Forty-four Fijian soldiers working as United Nations peacekeepers remained captive to a militant group in Syria on Friday while 75 Philippine soldiers were in tense standoff with the rebels, according to the two Pacific nations.
Both nations remained hopeful the impasse could be resolved without bloodshed.
Fijian Commander Brig. Gen. Mosese Tikoitoga said he's been informed his soldiers are unharmed, although he hasn't been able to contact them directly. Philippines President Benigno Aquino III said that while the situation was tense, there was no reason to believe his troops faced immediate danger.
The events began Thursday morning on the Syrian side of the Golan Heights, an area divided between Israel and Syria.
Tikoitoga said three vehicles filled with about 150 armed rebels converged on the Fijian camp at about 7:30 a.m.
He said the rebels demanded the Fijian soldiers leave within 10 minutes and insisted they board the rebel vehicles. The Fijians were then taken by the rebels to an unknown location. He said he's been told they were later transported back to their original post.
"We are all doing our best to ensure the safety of (those) that are currently being held captive," Tikoitoga said.
Aquino, who was travelling south of Manila, told a crowd that the situation involving the Filipino peacekeepers was "stable."
Brig. Gen. Domingo Tutaan said the rebels surrounded two encampments 2.5 miles apart occupied by Filipino peacekeepers and demanded that they give up their firearms, but the peacekeepers refused. "This resulted in a standoff," he said, reading from a statement.
However, "the potential for de-escalation is still positive," he said. The military leadership in the Philippines was in direct communication with the peacekeepers, he added.
"Our soldiers are prepared, trained and capable of dealing with this situation and will take risks to fulfill our commitment to international security and peace. The peacekeeping contingent has the right to defend its position and the units in line with United Nations protocols and rules of engagement," he said.
Tutaan said an English-speaking Fijian peacekeeper was sent by the rebels to tell the Filipinos to give up their weapons.
Col. Roberto Ancan, commander of the Philippine military's Peacekeeping Operations Center, said the soldiers were armed with assault rifles, light machine guns and pistols and had enough ammunition to defend themselves.
"We have our rules of engagement wherein we can use deadly force in defense of United Nations facilities," he said.
Meanwhile, Fiji's commander asked people from his nation to pray for their soldiers. Fiji has one of the world's smaller militaries, comprising just 3,500 troops, of which 434 had been sent to assist with peacekeeping efforts in the Golan Heights.
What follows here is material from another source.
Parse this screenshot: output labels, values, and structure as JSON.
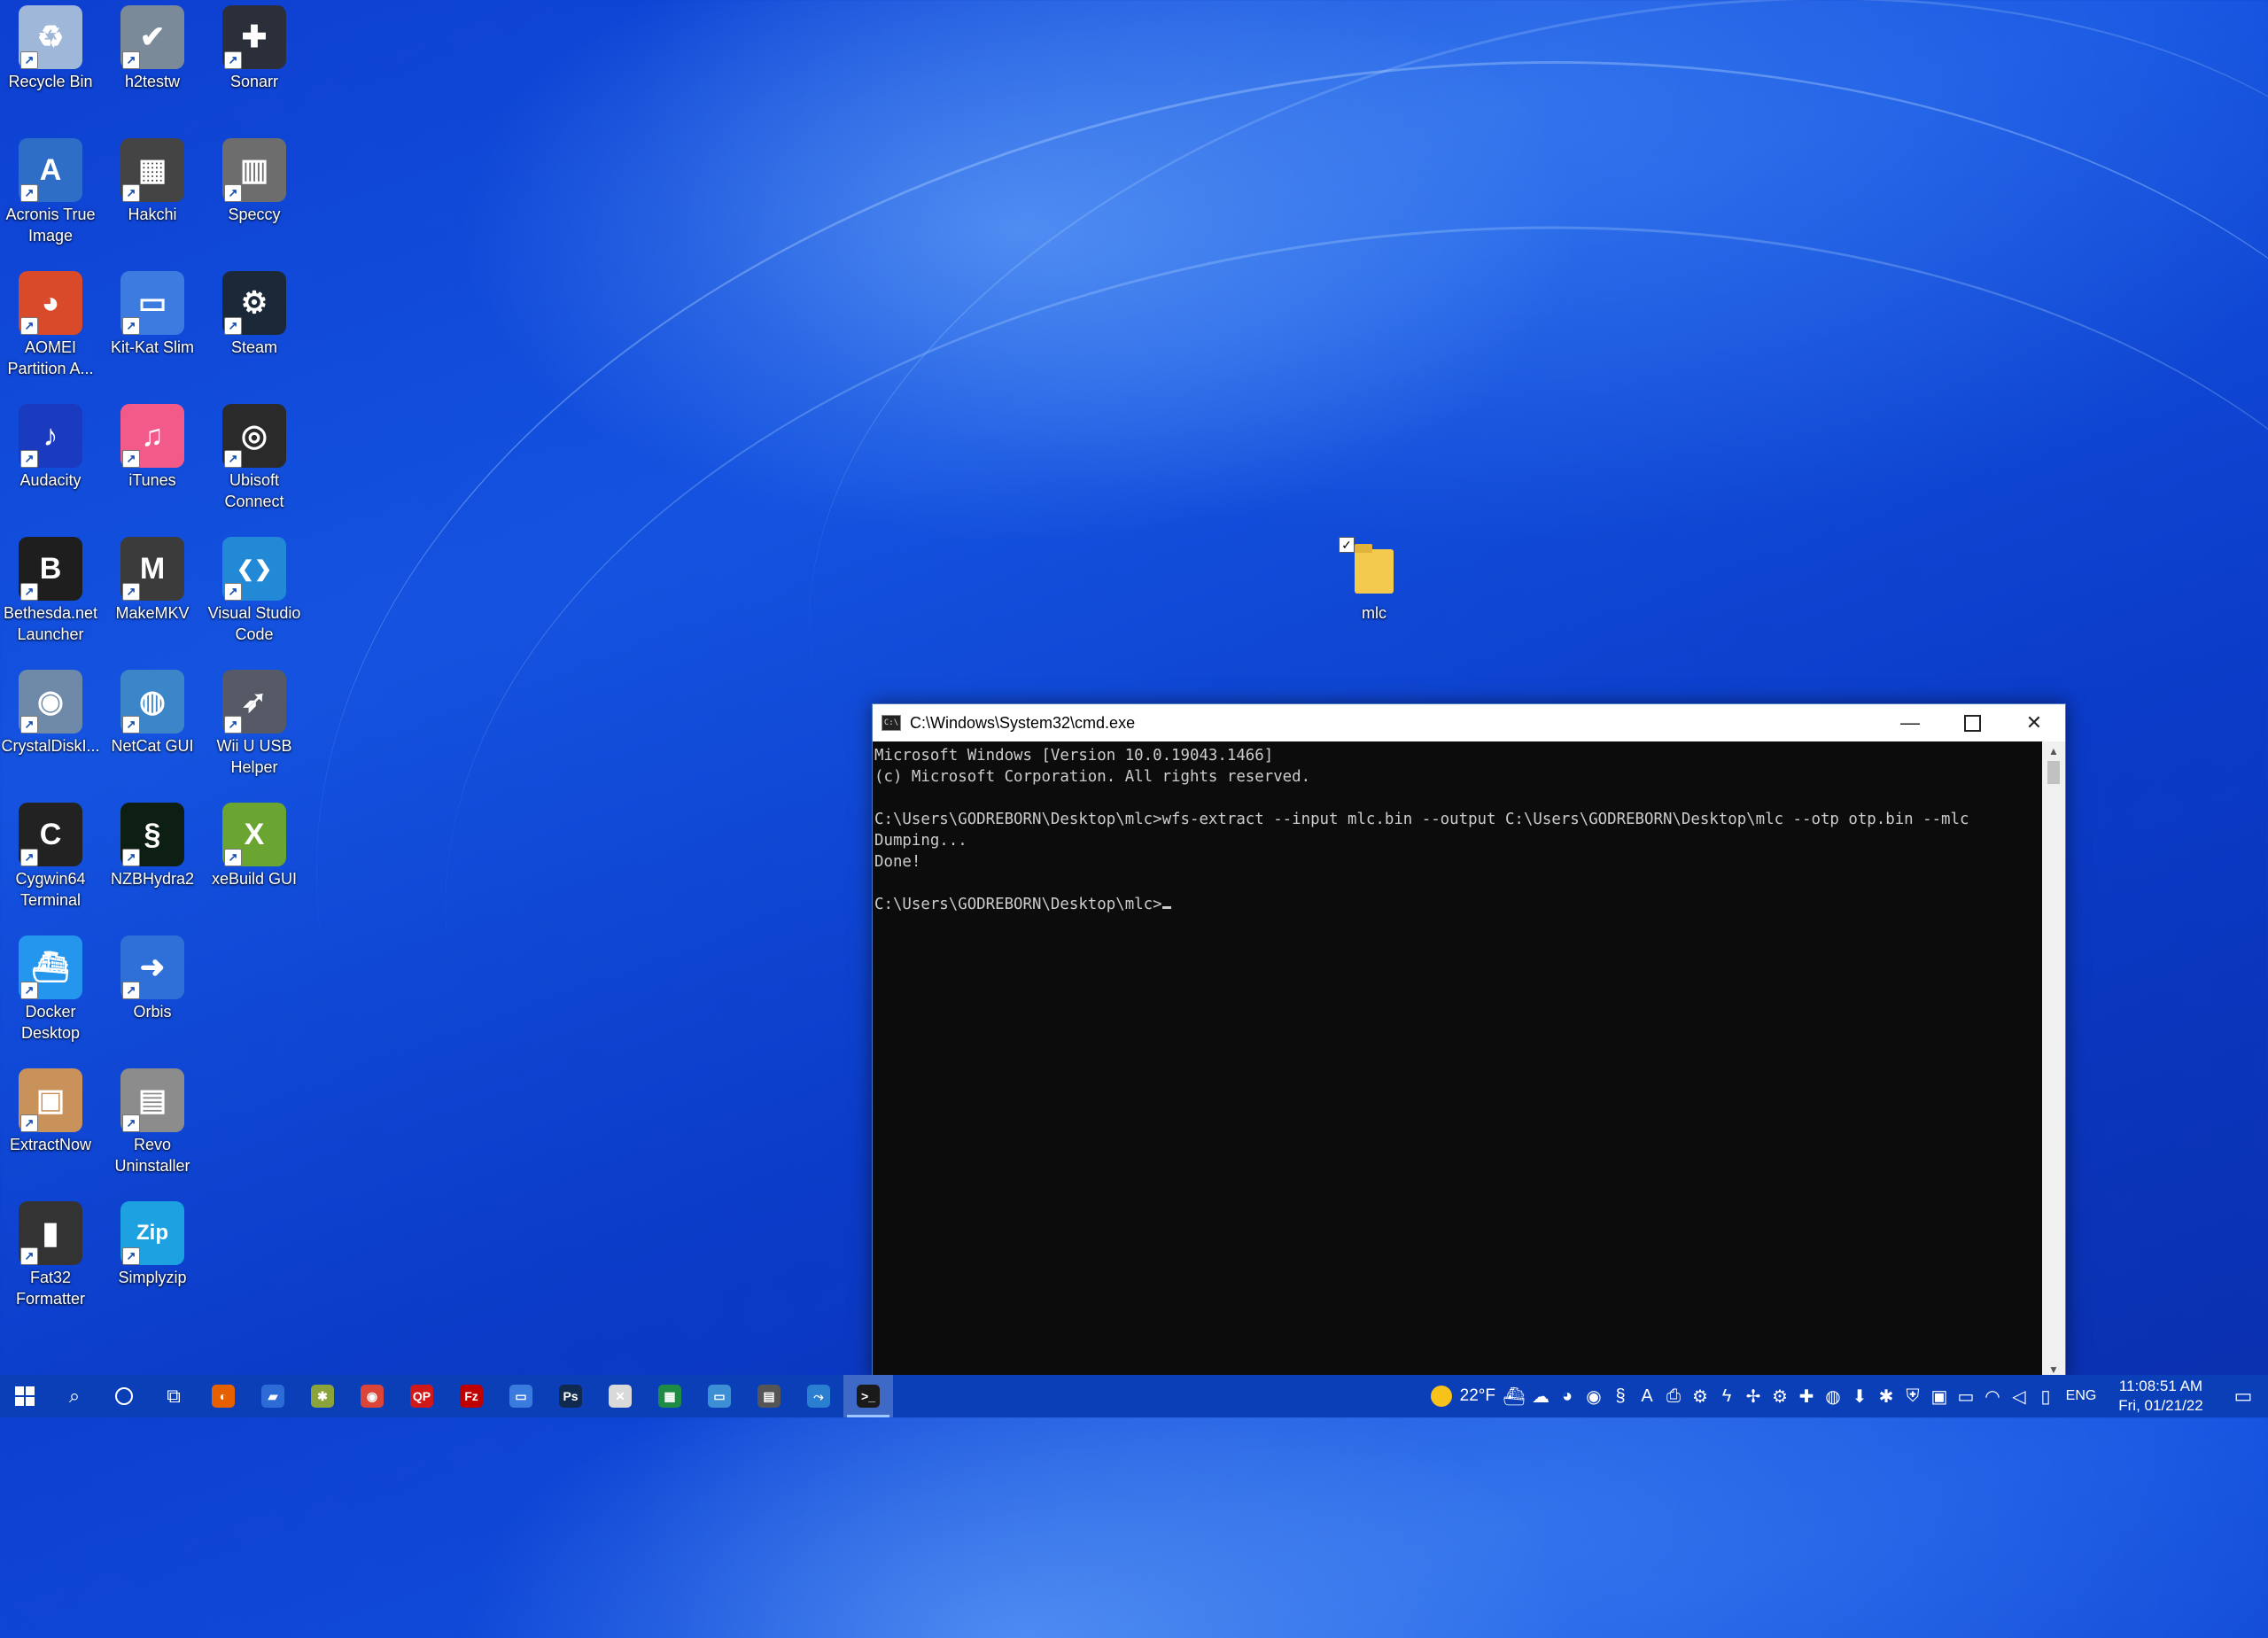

The United Nations said initially that 43 Fijian soldiers had been detained and 81 Philippine peacekeepers had been effectively trapped after being restricted to their positions in the vicinity of Ar Ruwayhinah and Burayqah.
Fiji later clarified that 44 of its soldiers had been captured, while the Philippines military said 75 of its troops were trapped.
UN Secretary-General Ban Ki-moon condemned the detention of the Fijians.
"I call for their immediate and unconditional release as well as action for the scores of peacekeepers from the Philippines who are also affected," he said on Indonesia's Bali island.
He said the UN will do everything possible to secure the release of the soldiers.
Fiji said it would not be pressured into withdrawing from its peacekeeping efforts in the Golan Heights.
"We will not shy away from that responsibility under these circumstances," Tikoitoga said. "We will continue to work very hard for the release of our men and at the same time we will put all our men on alert to ensure that no further incidents of this sort happen to them."
Ban's statement did not specify which armed group is holding the peacekeepers. Various Syrian rebel groups, including the Al Qaeda-linked Nusra Front, have been fighting the Syrian military near the Golan Heights.